From Dr. W. L. Abbott, the esteemed correspondent and benefactor of the Institution, the department has received, as a gift, from Eastern Turkestan 101 articles each accompanied by a descriptive label. These are of great value in this collection because they represent the industrial life of a region which is in touch with northern Asia, Hindostan, and the Mohammedan countries lying to the south and west.

The department is under obligation to the Honorable W. W. Rockhill, of the Department of State, for a gift of five articles collected among the modern Indians of Ecuador. Especial mention is made of this collection in order to call the attention of the Director to the continued courtesy of the Department of State with reference to the collection of material.

From Mrs. N. B. White a small collection of 19 articles was secured from Birmah by purchase. All objects from south-eastern Asia are very acceptable in our collection because we have no official relations with that area that enables us to gather the materials professionally.

Lieut. Winslow, of the United States Navy, contributes as a loan 8 articles from Samoa.

From Mr. Henry G. Bryant, the enthusiastic Ethnologist in Philadelphia, the department has received, as a gift, 5 articles collected among the northern Eskimo.
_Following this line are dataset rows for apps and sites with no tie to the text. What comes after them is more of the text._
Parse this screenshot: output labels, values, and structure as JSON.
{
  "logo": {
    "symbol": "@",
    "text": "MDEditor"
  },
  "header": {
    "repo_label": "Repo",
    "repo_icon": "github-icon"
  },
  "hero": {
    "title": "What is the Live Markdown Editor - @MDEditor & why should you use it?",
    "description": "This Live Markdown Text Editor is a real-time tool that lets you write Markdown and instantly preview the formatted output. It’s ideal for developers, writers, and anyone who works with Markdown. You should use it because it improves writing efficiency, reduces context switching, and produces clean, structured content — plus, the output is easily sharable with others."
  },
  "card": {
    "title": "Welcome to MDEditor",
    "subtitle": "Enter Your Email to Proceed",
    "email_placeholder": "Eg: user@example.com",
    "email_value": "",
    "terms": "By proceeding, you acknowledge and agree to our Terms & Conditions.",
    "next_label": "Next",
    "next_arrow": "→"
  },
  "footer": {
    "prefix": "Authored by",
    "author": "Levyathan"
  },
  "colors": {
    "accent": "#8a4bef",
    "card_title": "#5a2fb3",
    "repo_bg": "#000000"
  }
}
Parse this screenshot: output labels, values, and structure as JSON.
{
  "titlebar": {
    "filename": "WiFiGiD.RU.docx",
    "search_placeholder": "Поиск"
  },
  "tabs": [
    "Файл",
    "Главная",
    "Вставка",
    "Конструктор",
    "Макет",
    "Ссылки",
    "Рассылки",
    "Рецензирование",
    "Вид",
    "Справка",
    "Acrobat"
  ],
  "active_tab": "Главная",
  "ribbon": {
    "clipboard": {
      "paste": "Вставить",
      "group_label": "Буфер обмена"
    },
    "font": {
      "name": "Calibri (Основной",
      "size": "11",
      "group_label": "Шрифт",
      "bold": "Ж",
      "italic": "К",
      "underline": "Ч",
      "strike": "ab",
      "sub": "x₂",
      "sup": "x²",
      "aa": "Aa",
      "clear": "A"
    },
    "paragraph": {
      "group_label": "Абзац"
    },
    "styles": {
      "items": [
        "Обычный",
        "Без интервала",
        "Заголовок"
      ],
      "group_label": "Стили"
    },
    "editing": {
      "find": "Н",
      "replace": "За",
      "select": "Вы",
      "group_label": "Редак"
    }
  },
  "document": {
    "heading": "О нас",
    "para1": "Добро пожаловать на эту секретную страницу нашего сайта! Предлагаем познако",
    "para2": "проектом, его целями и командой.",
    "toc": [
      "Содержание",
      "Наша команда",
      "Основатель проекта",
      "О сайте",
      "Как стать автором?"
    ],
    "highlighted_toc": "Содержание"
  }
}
As a matter of course every specimen from this extreme north is of great value for two reasons. In the first place,